The COVID-19 vaccines have teased the hope of a return to normal, while fueling a fierce debate over the authority of government and private employers to demand action to end the multigenerational public health crisis.
Pfizer, Moderna and BioNTech have produced vaccines against the deadliest global outbreak in a century, so the Pfizer CEO Albert Burla and CEO of Moderna Stefan Bansel upper The most influential people of modern healthcare in healthcare in 2021… Pfizer’s influence and scale gave Burla an edge over Bancel.
Meanwhile, demands for vaccinations have exacerbated political tensions, sparking vicious opposition.
While relatively few healthcare workers are dropping out of their jobs due to vaccine directives, the situation has exacerbated major workforce concerns related to compensation and safety.
Health care workers are tired after treating a seemingly endless stream of COVID-19 patients and have endured nearly two years of permanent trauma. Nurses, who tend to be the most hesitant about vaccinations, have called for more staff, higher wages and better working conditions. These constant complaints grew louder as the pandemic continued.
But the problem is bigger than COVID-19. Hospitals are paying more for contract labor and raising wages and benefits, a trend many expect to continue after the pandemic. Experts predict that this could lead to an ongoing restructuring of the health workforce.

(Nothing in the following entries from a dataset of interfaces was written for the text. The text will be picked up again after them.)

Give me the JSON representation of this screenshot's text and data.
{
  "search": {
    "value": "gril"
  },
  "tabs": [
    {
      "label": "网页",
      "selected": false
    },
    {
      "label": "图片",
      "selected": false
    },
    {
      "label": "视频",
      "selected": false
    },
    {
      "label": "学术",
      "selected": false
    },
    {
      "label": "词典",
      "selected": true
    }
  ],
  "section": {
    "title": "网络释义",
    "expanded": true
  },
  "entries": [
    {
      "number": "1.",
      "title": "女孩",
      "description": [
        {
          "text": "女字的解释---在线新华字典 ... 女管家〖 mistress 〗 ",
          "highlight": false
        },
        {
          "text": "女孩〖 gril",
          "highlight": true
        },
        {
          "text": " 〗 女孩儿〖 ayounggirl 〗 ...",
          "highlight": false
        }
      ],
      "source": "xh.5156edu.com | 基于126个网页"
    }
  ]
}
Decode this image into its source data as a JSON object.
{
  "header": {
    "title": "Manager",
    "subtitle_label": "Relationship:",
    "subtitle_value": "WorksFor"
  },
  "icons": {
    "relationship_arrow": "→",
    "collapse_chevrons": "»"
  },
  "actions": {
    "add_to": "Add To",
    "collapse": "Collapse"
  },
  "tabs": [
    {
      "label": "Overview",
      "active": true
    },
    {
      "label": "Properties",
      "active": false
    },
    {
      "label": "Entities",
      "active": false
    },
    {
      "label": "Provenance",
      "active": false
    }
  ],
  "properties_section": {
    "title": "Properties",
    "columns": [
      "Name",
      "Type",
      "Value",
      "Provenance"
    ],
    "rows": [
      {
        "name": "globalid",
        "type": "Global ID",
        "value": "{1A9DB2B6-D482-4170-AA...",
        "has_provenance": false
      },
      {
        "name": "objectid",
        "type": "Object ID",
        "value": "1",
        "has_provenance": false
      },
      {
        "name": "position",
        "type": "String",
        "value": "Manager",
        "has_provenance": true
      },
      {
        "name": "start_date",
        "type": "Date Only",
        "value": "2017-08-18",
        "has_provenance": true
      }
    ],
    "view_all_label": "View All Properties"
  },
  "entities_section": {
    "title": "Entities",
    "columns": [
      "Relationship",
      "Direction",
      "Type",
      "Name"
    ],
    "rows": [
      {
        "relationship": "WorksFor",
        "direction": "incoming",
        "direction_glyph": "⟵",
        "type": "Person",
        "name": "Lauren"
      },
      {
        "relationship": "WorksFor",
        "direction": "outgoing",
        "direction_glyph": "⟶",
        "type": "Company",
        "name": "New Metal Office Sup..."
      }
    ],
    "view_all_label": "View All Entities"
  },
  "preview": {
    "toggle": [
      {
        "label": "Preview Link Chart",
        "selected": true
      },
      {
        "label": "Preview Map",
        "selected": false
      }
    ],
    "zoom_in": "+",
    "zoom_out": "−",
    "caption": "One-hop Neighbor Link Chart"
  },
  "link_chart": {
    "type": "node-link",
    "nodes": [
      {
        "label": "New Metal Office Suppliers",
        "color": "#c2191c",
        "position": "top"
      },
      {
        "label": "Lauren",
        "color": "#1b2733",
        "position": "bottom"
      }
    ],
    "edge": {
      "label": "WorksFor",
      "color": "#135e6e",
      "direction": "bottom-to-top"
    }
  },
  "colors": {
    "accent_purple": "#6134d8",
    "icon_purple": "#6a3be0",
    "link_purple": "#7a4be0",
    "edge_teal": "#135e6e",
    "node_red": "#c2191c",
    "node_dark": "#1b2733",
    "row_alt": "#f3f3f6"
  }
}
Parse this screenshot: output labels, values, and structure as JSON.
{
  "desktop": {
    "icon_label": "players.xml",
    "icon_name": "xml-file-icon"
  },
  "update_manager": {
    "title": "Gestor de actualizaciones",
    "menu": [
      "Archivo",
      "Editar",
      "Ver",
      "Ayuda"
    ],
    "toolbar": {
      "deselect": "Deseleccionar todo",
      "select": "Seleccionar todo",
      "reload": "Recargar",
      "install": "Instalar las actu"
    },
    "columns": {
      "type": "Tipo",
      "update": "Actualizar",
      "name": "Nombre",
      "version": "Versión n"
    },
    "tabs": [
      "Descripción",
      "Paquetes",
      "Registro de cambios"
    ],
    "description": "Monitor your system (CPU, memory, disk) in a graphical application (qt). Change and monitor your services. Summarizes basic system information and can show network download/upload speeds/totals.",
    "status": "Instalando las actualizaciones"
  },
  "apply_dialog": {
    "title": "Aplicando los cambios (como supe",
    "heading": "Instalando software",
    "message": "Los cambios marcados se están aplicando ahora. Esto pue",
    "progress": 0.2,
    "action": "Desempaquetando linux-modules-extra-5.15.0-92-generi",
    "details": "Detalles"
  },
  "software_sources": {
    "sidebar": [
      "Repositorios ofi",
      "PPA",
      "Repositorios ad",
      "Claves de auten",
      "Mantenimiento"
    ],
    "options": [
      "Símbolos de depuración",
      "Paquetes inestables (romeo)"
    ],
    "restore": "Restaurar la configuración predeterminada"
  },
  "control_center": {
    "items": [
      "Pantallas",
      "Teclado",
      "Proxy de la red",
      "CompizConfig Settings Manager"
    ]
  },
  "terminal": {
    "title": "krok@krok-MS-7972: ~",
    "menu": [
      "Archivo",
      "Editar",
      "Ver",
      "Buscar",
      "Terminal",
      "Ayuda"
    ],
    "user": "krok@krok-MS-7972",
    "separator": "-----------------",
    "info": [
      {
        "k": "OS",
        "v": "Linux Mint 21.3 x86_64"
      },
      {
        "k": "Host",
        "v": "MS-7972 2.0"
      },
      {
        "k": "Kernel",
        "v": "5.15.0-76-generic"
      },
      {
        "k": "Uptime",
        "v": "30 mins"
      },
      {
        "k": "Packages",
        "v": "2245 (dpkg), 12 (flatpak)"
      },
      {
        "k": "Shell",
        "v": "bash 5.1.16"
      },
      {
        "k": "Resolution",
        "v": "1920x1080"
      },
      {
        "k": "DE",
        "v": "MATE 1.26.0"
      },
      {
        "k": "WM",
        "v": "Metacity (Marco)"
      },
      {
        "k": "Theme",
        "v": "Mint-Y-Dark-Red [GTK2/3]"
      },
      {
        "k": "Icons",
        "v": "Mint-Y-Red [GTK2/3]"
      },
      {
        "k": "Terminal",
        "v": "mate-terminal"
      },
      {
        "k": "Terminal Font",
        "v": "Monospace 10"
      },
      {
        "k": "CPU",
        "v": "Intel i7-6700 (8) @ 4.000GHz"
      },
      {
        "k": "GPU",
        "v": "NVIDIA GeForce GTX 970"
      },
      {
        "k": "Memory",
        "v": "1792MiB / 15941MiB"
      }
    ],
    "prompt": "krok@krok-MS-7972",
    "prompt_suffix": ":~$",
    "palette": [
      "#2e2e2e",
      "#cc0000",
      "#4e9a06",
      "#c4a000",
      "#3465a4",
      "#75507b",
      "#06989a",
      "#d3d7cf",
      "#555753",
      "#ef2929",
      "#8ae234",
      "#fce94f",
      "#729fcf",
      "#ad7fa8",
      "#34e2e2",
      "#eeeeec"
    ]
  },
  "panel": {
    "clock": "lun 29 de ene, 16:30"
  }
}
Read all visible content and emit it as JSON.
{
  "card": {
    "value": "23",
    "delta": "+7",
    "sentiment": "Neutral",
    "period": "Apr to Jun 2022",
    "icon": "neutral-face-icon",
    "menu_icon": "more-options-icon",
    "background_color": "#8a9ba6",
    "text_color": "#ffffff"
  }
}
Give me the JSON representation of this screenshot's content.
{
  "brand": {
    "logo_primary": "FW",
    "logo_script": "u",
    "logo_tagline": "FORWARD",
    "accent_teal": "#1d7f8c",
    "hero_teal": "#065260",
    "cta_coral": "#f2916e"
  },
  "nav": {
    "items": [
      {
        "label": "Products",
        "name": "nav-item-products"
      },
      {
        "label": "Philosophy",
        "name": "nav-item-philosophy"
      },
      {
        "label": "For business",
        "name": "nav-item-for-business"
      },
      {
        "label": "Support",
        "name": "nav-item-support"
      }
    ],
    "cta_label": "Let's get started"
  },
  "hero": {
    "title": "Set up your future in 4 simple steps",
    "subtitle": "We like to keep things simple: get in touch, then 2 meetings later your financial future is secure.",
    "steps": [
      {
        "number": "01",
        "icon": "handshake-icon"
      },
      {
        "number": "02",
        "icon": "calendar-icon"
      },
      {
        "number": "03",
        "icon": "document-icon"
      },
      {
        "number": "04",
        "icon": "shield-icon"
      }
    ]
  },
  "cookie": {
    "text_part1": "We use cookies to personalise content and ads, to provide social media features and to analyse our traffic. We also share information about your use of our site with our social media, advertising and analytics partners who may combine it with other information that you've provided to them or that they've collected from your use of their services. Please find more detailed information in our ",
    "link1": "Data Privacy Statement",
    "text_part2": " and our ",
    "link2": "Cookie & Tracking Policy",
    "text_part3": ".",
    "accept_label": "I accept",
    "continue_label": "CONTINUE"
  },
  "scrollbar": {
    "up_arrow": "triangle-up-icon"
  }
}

As the general public hopes that vaccines will continue to limit the deaths caused by COVID-19, industry observers are optimistic that the pandemic will create a safer and more efficient healthcare delivery system. And given the evolution of the virus, it is likely that COVID vaccines, like flu shots, will remain a part of our lives in the long run.